On 22 October 2012, LEUNG Chun-ying, the Chief Executive of Hong Kong, pointed out that the water quality of the harbour has been improving since all major sewage treatment and purification projects are nearly completed. He suggested building more swimming sheds on both sides of the harbour, and in turn encouraging people, particularly those working on both sides of the Victoria Harbour, to swim or do a little fishing to reduce stress.[1] However, Professor Ho Kin-chung, Dean of the School of Science and Technology in the Open University of Hong Kong, indicated that the water quality is not suitable for swimming now, not until the completion of the second phase of the effluent treatment projects wraps up. But he agrees that the consideration of building swimming sheds in both sides of the Victoria Harbour is feasible because many citizens swim in Hung Hom and North Point, however, with no facilities provided.[2]

Tourist spot[edit]

Nowadays, the swimming shed is still used by older swimmers and residents of the neighbourhood early in the morning. It is also a popular photo location among enthusiasts and newlyweds for the beautiful scenery.[3]

Sai Wan Swimming Shed[edit]

Sai Wan Swimming Shed is the only shed that is still in service in Hong Kong. It was set by the government in the 60s to 70s in which regular swimming facilities weren't common. It is on the brink of the Hong Kong island, outlining the Victoria Road and Mount Davis. It functions as a hybrid of swimming lot and photo-taking spot for photography lovers, for its vantage point which helps visitors see the small island to the West of the shed, the beacon and the sunset. Users could also get changed and store their personal belongings in the shed. After settling down, swimmers walk along the shed and start enjoying their laps.[4]

Accidents[edit]

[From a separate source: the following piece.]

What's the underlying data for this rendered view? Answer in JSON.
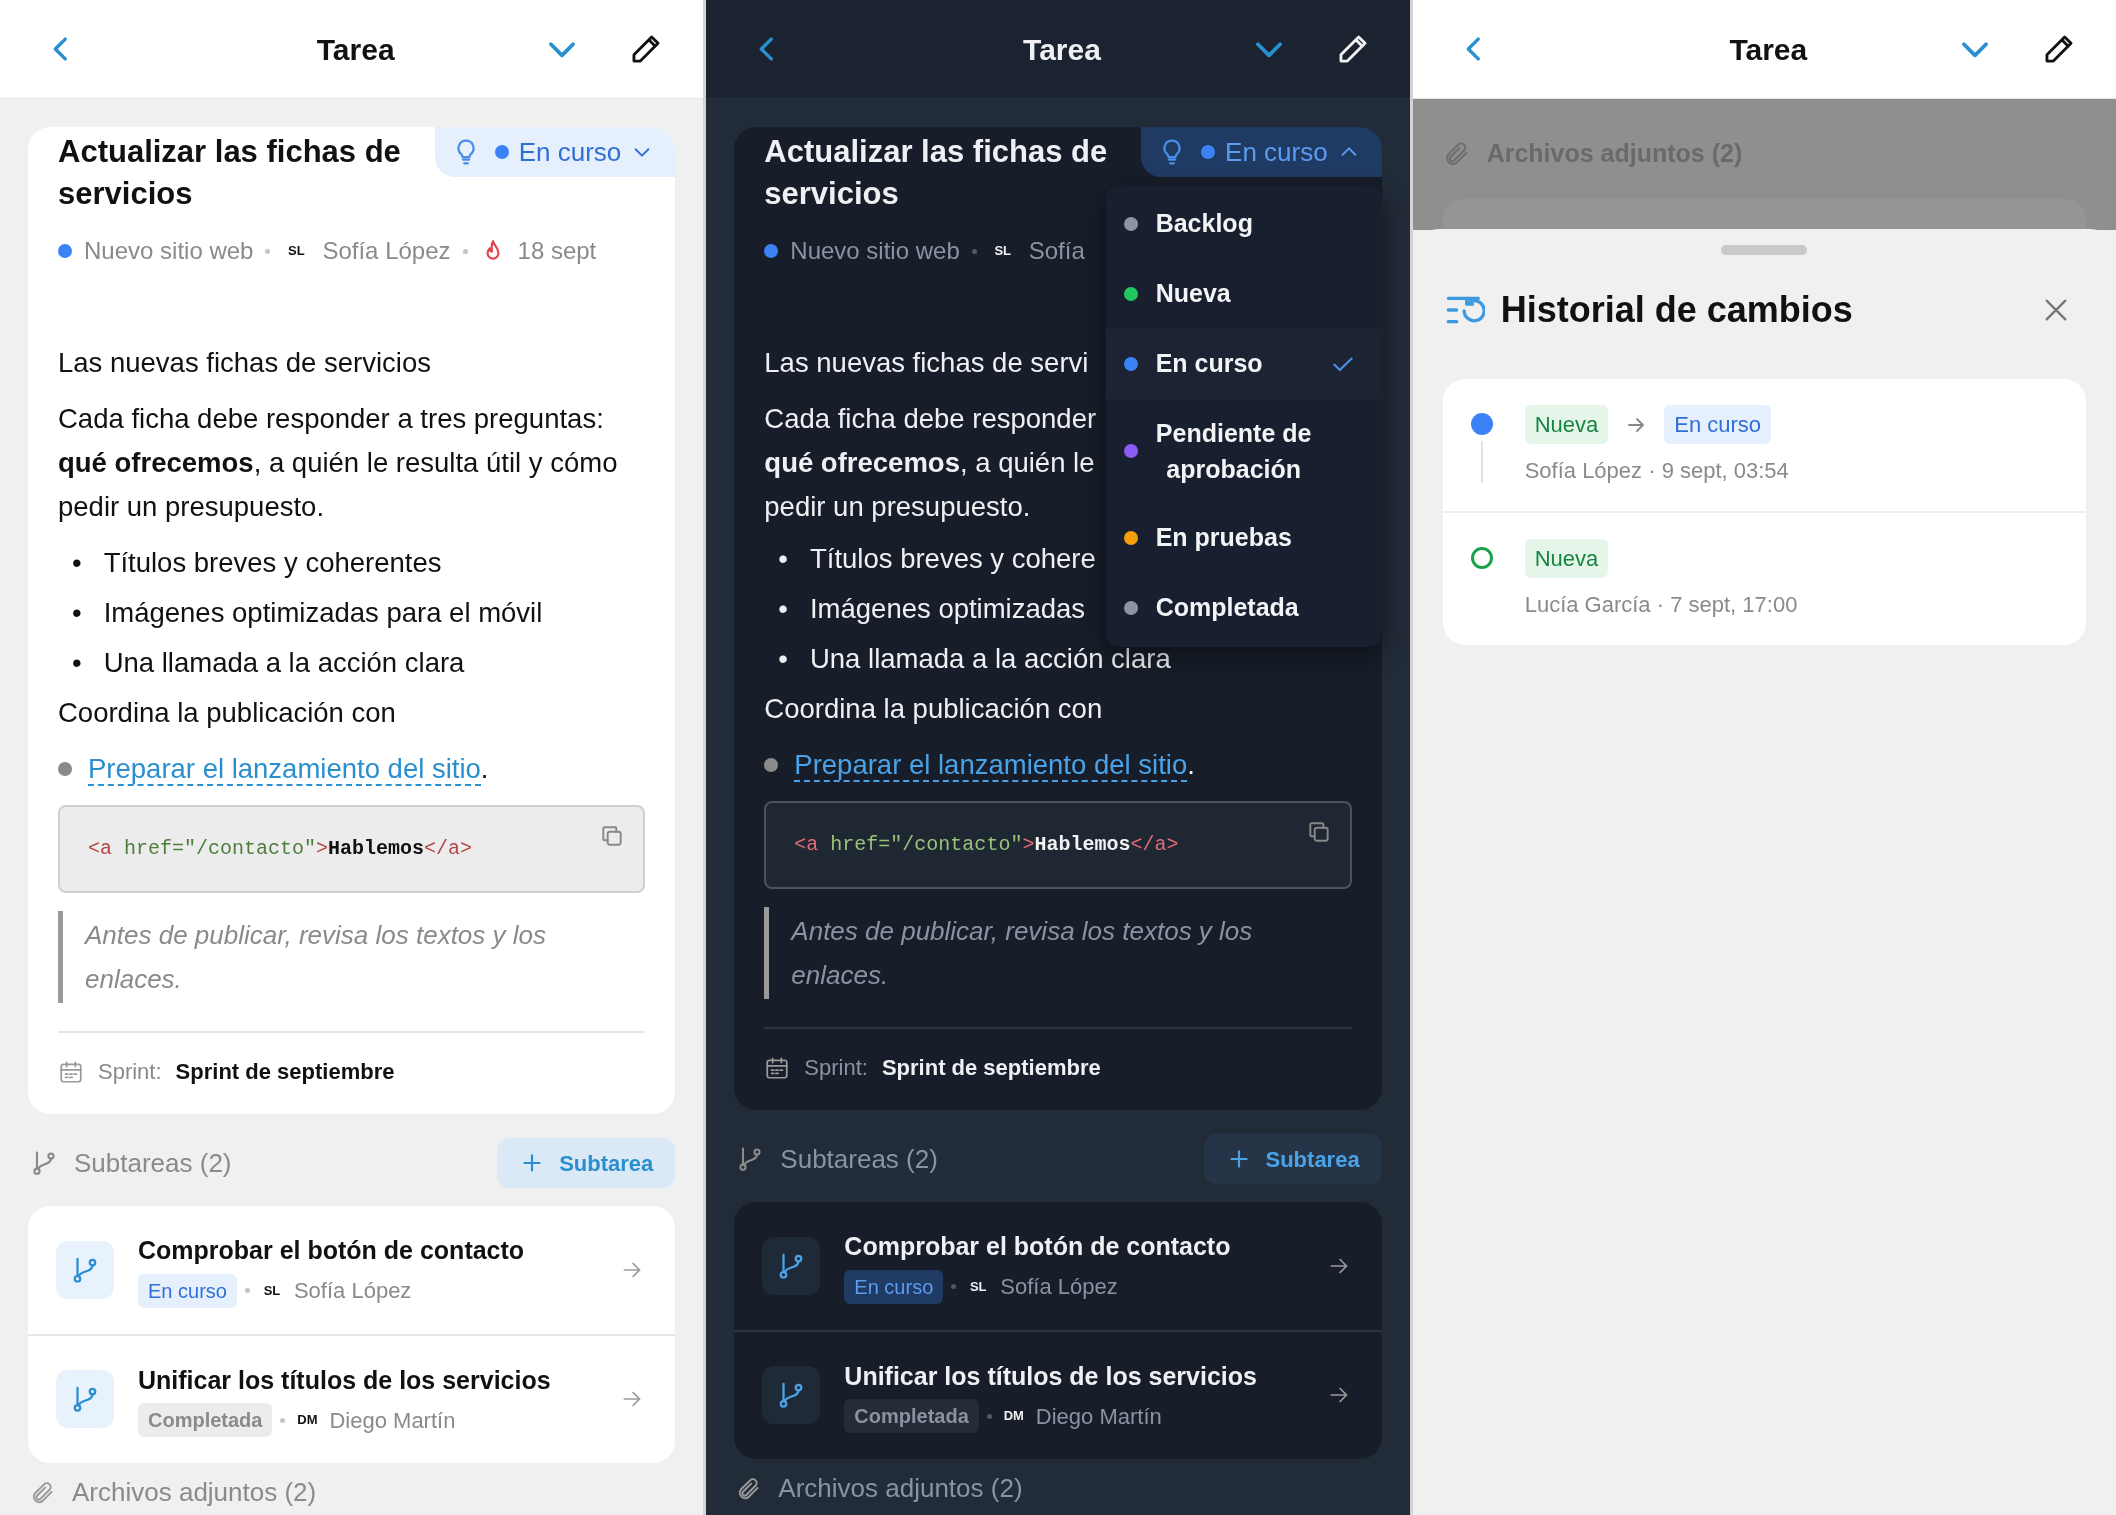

On 29 September 2007 in Victoria Road and Deep Water Bay, a swimmer drowned in early morning accidentally. That swimmer, who worked in Sai Wan Swimming Shed, was swimming after work. She was sent to hospital. However, after being rescued, situation was still serious. Until the night, she died. Another woman suspected illness earlier when she was swimming at Deep Water Bay. And she also died.[5]

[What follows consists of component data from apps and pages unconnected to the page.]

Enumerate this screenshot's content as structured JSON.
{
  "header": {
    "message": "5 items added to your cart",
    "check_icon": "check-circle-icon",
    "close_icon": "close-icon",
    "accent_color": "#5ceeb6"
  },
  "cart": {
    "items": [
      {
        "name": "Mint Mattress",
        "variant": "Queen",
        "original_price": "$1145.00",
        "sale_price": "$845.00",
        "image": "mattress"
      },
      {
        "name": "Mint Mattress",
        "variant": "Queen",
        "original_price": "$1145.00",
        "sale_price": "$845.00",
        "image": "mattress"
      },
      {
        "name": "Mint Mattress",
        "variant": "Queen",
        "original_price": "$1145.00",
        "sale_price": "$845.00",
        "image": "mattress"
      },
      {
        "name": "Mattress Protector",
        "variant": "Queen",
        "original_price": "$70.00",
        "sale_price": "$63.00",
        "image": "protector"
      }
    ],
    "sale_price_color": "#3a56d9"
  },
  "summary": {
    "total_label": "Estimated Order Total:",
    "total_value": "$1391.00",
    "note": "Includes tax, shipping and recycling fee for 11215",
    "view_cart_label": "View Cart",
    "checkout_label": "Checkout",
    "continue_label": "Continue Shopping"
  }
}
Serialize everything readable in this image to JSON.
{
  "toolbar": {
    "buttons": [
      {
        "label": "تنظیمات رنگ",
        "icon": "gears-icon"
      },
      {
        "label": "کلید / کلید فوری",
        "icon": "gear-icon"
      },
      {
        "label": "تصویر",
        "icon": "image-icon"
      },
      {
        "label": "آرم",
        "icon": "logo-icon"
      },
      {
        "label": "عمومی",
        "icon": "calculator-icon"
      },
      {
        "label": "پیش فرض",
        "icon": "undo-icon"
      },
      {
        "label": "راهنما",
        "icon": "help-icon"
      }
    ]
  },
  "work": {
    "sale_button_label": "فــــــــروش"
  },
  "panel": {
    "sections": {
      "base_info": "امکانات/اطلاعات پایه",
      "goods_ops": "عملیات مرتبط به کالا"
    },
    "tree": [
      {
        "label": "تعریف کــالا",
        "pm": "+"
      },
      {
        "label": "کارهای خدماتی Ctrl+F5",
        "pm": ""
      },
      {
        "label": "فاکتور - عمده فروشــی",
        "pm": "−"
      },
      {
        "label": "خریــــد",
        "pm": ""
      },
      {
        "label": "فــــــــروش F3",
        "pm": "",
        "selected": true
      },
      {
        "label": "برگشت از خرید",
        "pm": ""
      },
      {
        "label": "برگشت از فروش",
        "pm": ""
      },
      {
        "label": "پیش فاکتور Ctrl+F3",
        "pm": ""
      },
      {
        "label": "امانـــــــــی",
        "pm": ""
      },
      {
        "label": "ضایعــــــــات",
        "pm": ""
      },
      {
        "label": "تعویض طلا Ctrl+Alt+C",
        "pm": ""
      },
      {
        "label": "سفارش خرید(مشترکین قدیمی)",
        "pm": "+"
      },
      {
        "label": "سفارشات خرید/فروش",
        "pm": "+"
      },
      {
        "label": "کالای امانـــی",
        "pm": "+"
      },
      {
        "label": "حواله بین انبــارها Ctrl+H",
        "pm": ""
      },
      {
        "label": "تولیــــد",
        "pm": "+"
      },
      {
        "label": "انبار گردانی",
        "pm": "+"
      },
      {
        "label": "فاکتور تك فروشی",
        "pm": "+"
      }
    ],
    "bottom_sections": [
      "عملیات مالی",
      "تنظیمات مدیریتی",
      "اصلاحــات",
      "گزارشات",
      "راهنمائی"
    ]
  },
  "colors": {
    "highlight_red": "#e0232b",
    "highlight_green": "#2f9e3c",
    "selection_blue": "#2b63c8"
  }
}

Two old women drowned to death early yesterday morning when swimming. Old woman(ms Zhang, seventy years old)was drowning in swimming shed.It is reported that Zhang has developed swimming habits for 20 years.

That accident happened at the Victoria Road Old Mount Village beach. It was administered by two committees. Members are mostly elders and are interested in early swimming and winter swimming.[6] There is no lifeguard at the Swimming shed. Swimmers only take care of the friends of each other. Sometimes we peripheral vessels passing, sea waves can be rather high. But people are accustomed to early swimming.[7] They said that they do not travel too far as there are dangers and could be threatening.

See also[edit]

References[edit]